Archives all under one roof? Saving the Toys “R” Us collection



In February 2018, the British arm of Toys “R” Us went into administration. The American toy chain opened its first branch in the UK in 1985 and expanded to 105 stores over the next 35 years. It became one of the most highly recognisable brands in children’s retail with ‘out of town’ outlets, but increasing financial pressure and a failure to find a buyer forced the firm to liquidate its assets in March 2018. This resulted in the closure of all branches and the loss of thousands of jobs. Thankfully, specialist archives The History of Advertising Trust (HatAds) stepped in and successfully became a lasting repository for the company’s marketing records and artefacts.


Toys “R” Us catalogue (1985), Toys “R” Us (UK) Archive at History of Advertising Trust.



The Crisis Management Team (CMT) contacted the administrators in February 2018. They connected the CMT with the firm’s remaining marketing team, based at ‘Geoffrey House’ in Reading, Berkshire, named for the Toys “R” Us mascot ‘Geoffrey the Giraffe’. The CMT then contacted HatAds to serve as a repository for the marketing records. The company was vacating Geoffrey House and HatAds had only a week’s notice to rehouse the records.


Lessons Learnt

  • Apart from the immediate economic and social impact that comes from any business closing, the collapse of Toys “R” Us put at risk decades of records that charted the firm’s development, rise and fall.
  • The successful transfer of records was due to timely and swift action. The CMT was able to quickly identify and communicate with essential contacts and HatAds, being used to the fast-paced advertising industry, was able to appraise and assess the material remotely via email, saving precious time.
  • At the offices, the archive team worked with Toys “R” Us staff members to go over what records were available. Alistair Moir, Archives Collections Manager at HatAds, emphasised the unique circumstance of dealing with recently failed businesses: ‘The situation requires a sympathetic approach to employees who have just lost their jobs. If you engage in the right way with them, they are a great source of knowledge about the material you are collecting and are often eager to alert you to more potential material.’
  • The records saved include catalogues and other publicity from 1985 onward, together with ‘Geoffrey the Giraffe’ artefacts. Thanks to some quick thinking from the HatAds team, they were even able to rescue a brand-new Geoffrey costume from the firm’s Brent Cross offices that were set to close the following day.
  • Maintaining ongoing relations between archive and administrators after the initial transfer is vital. A further 35,000 boxes of Toys “R” Us material are in storage and remain to be assessed for historical value.
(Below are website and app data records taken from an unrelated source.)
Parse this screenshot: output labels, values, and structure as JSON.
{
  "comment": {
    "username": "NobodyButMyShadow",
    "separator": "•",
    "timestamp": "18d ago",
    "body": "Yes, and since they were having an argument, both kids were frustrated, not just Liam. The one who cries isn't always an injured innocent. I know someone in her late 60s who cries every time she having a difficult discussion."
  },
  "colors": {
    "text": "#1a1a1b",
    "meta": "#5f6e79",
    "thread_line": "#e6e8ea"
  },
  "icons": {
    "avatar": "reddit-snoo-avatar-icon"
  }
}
HatAds has maintained contact with the administrators who understand the importance of safeguarding material of historical interest.
  • Continued cooperation between heritage and insolvency sectors will ensure this valuable historical material is reunited for historians, toy lovers and others to enjoy and learn from in the future.
Geoffrey the Giraffe costume (2018), Toys “R” Us (UK) Archive at History of Advertising Trust


Special thanks to Business Archives Council volunteer Joe Mackenzie and to The History of Advertising Trust.

Images courtesy of The History of Advertising Trust.